◆ Extracted records

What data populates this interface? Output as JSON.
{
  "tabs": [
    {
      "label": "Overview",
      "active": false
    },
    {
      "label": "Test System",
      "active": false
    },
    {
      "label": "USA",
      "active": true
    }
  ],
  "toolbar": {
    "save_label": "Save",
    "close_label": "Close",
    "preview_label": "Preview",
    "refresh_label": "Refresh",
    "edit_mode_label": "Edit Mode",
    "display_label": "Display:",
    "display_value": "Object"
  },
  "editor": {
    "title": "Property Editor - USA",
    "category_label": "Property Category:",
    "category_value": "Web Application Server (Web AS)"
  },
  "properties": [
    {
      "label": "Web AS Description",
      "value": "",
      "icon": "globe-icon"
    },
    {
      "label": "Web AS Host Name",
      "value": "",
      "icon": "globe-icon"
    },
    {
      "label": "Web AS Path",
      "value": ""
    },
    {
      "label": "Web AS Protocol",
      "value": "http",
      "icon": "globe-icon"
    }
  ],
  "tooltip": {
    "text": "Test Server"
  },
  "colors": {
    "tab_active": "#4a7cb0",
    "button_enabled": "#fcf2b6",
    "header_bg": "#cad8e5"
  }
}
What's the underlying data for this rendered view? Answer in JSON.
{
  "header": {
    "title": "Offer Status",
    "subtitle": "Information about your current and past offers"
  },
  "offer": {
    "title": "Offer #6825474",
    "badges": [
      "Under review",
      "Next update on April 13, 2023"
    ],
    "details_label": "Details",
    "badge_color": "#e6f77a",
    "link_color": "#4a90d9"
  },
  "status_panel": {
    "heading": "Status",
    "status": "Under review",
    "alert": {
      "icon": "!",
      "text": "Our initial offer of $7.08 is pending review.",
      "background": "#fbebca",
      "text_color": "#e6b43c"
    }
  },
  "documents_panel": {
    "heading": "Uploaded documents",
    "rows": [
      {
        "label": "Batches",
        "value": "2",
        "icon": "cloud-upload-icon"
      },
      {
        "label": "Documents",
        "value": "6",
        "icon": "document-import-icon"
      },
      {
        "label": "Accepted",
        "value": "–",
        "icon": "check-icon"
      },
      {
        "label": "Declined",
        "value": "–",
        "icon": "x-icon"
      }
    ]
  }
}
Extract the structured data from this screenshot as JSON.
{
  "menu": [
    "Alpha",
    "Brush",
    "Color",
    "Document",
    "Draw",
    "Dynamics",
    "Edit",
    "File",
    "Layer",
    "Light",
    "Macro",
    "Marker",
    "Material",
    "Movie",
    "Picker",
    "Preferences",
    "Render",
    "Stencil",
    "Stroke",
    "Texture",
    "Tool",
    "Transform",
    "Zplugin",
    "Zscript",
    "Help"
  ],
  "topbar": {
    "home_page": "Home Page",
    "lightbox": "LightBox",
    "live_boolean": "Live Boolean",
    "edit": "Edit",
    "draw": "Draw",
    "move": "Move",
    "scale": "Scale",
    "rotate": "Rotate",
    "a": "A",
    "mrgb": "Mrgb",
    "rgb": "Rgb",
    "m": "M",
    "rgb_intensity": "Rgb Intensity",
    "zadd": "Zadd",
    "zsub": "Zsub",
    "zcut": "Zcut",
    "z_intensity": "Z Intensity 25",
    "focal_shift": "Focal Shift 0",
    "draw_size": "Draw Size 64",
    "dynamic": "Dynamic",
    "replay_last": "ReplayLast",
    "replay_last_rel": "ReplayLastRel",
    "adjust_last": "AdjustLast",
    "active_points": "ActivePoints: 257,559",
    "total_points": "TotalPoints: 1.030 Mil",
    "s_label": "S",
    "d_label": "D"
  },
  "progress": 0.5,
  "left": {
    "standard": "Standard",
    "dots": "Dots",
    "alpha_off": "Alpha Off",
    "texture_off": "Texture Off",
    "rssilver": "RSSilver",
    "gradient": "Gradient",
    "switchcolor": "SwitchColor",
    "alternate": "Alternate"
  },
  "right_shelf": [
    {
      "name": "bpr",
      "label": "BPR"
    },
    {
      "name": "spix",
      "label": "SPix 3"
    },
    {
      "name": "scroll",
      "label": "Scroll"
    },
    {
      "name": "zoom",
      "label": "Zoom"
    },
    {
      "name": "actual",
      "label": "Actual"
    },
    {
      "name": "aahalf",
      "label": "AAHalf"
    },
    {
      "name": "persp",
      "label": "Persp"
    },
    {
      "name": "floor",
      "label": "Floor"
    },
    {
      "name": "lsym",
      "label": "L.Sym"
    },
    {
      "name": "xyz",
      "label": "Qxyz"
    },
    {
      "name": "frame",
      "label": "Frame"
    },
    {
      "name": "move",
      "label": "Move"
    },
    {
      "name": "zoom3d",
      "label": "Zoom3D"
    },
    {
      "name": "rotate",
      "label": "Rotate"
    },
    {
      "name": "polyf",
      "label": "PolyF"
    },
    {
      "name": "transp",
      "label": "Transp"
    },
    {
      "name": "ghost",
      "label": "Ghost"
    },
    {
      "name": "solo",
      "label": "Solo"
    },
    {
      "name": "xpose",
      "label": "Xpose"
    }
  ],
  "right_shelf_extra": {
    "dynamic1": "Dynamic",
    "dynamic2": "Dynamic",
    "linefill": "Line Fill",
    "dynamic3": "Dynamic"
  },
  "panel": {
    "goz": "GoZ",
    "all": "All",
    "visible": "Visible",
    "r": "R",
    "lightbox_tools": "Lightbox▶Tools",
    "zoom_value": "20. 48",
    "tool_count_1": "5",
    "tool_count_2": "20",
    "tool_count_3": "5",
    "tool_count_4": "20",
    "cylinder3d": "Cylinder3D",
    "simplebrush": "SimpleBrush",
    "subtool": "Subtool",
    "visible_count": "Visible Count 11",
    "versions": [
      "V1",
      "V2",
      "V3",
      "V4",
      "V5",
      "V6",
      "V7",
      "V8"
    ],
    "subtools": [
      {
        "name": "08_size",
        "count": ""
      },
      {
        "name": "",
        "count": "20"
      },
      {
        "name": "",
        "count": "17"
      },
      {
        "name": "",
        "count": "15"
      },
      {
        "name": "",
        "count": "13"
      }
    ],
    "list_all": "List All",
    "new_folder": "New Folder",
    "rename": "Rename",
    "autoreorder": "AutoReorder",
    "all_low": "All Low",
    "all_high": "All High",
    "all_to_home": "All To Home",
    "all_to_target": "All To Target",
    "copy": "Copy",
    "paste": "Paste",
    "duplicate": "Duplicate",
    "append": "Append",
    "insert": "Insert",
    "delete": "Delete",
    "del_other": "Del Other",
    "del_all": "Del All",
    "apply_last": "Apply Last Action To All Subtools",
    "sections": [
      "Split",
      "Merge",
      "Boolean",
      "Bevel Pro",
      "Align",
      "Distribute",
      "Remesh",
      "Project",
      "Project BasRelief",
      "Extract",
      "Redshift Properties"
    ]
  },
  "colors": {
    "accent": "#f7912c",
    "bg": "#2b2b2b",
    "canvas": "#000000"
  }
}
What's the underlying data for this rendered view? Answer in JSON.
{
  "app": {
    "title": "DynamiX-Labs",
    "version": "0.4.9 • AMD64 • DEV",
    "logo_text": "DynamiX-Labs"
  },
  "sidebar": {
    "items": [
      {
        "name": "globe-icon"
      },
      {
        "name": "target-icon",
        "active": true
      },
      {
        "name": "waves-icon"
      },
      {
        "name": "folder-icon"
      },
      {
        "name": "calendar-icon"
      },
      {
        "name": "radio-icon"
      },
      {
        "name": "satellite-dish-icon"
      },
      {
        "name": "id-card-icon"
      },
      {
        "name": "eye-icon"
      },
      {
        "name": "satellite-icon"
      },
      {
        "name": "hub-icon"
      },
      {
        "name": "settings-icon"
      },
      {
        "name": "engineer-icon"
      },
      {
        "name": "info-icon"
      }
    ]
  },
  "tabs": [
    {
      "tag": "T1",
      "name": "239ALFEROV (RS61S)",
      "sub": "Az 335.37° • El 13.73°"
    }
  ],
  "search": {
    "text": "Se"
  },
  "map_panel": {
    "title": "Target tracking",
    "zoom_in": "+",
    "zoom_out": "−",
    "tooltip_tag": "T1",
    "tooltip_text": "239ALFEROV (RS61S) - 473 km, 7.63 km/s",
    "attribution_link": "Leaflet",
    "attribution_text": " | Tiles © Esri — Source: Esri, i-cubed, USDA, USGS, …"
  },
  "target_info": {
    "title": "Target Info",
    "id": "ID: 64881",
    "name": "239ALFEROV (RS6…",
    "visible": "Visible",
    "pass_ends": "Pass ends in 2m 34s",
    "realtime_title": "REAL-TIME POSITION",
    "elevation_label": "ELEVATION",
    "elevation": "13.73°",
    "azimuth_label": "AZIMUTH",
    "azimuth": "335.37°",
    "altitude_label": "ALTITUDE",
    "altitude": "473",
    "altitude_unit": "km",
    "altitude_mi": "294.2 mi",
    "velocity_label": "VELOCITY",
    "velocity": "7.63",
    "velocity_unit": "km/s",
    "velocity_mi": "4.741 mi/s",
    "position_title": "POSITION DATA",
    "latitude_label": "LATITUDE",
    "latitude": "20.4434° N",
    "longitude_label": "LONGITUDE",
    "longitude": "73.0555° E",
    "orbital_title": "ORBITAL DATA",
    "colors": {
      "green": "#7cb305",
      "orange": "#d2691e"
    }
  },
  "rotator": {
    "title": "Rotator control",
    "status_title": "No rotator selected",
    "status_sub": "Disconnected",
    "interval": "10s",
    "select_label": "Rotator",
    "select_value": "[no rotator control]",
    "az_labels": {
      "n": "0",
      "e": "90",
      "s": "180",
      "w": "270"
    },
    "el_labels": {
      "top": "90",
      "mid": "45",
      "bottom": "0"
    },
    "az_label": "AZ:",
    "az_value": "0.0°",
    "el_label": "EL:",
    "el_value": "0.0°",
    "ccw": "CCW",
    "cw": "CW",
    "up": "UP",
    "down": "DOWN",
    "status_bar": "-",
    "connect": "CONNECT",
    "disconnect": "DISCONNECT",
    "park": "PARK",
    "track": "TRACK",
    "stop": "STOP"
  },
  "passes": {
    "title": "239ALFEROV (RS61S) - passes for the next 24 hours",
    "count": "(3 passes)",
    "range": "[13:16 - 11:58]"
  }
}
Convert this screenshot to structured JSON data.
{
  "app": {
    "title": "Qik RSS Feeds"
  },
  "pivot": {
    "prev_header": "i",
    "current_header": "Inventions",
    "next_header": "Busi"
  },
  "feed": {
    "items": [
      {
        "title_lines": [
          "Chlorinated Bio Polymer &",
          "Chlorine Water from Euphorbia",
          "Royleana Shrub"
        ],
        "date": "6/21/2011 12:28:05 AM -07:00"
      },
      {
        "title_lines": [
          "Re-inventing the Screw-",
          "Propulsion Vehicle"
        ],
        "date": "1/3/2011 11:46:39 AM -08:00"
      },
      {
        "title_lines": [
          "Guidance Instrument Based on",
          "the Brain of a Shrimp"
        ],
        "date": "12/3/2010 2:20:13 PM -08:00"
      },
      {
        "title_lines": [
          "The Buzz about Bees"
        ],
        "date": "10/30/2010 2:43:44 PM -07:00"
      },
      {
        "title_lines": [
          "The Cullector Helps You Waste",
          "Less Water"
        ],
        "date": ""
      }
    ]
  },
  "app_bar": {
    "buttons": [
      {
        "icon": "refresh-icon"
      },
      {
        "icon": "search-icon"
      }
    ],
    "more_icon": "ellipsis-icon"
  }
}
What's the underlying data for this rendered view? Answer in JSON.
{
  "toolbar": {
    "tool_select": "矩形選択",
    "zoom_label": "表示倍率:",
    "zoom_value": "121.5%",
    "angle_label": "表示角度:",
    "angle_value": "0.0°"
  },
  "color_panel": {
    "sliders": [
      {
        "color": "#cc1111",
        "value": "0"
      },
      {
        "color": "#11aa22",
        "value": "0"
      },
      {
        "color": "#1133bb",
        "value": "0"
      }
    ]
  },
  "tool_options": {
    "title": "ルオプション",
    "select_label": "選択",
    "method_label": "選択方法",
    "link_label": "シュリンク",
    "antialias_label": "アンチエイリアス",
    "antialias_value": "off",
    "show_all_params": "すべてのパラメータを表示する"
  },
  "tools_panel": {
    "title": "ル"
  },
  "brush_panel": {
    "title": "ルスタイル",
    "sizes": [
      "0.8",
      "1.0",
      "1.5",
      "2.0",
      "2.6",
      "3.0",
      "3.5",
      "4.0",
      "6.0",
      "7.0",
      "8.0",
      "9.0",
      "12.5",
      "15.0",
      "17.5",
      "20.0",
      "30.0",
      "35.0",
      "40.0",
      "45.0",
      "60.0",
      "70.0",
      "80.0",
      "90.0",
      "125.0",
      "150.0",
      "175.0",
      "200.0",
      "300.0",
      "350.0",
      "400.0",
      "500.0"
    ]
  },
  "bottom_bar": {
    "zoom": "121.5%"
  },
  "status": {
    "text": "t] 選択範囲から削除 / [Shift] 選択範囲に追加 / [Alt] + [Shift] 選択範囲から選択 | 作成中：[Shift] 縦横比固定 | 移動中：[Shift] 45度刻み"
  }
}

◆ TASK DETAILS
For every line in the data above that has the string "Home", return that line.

◆ ANSWER SECTION
    "home_page": "Home Page",
    "all_to_home": "All To Home",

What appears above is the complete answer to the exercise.